I wanted to attempt to write out the big picture of what I hope to develop, especially since this past weekend really helped me start seeing a kind of range of applications that could stem off of the initial infrastructure I've been working on.
So, before I start, I'd like to introduce two terms:
- Microcontroller (eg: an Arduino): it's essentially a computer with a limiting amount of processing power. The Arduino is perhaps the most popular prototyping platform, probably because it is open-source. It's not hard to get started since there's virtually an infinite range of applications for these devices and tons of tutorials.
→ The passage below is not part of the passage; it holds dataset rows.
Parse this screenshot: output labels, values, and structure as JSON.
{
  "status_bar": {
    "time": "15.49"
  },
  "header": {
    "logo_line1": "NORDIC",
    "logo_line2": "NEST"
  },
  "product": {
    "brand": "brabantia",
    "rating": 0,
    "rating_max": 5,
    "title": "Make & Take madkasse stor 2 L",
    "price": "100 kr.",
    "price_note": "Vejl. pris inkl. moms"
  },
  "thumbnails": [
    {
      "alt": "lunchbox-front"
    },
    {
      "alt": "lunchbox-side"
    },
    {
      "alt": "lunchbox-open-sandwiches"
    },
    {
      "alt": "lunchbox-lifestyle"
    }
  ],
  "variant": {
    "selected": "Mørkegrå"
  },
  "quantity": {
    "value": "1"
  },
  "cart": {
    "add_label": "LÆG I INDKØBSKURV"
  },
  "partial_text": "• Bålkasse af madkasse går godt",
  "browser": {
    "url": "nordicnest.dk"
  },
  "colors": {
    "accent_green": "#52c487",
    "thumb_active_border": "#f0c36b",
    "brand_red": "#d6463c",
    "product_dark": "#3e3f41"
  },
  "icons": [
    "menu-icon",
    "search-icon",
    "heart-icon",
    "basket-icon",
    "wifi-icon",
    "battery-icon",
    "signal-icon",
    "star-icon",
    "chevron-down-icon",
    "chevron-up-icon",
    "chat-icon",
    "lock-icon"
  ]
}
- Zigbee Mesh Network (eg: XBee uses Zigbee protocol): this is a language for wireless communication, as is WiFi; the difference is less bandwith, but more range (up to 1 mile). The one main thing to know is that to start a network, you need a coordinator chip, and then you add on as many "nodes" as you like. All nodes will try to forward their information to the coordinator chip. Also, each node can relay another nodes data, so in theory, the range is infinite.
I''d like to map out the basic architecture (I'll try to make this a fancy picture when I have access to a comfortable computer) by taking the greenhouse example we discussed this weekend:
greenhouse –> sensor –> Xbee Node–> Xbee Coordinator –> Arduino –> Internet
The idea of having things connected to the internet is that it streamlines data-logging (you don't have to physically remove any memory sticks) and now the user can observe and control the network in real-time from anywhere with internet connection.
What's also nice is that once you have the basic framework down (ie: XBee Coordinator –> Arduino –> Internet), you can start adding more nodes with different functions which many people suggested this weekend:
- monitoring refrigeration
- monitoring wash stations
- monitoring and alarms of movement in fields
- automating chicken feed
- weather stations
- monitoring energy use
- electric fence node
- anything else you can dream up
The cost of these electronics being relatively cheap and the entire project being open-source means that users can tinker with any component. You want to add a node that I haven't developed yet, go for it! I'd like to allow users to choose their own level of involvement, anywhere from only buying a subscription to the server (whatever is economically feasible) and building and installing all their components to a full-service where I could set up and maintain the entire network. Technically, a single farmer could implement the whole system, including the server on their own, but economically it makes sense for several farmers to share a server. Although the time invested learning about electronics and software would probably not make much sense for most farmers, the information will be readily available by virtue of being open-source and I would provide my services to bridge the gap.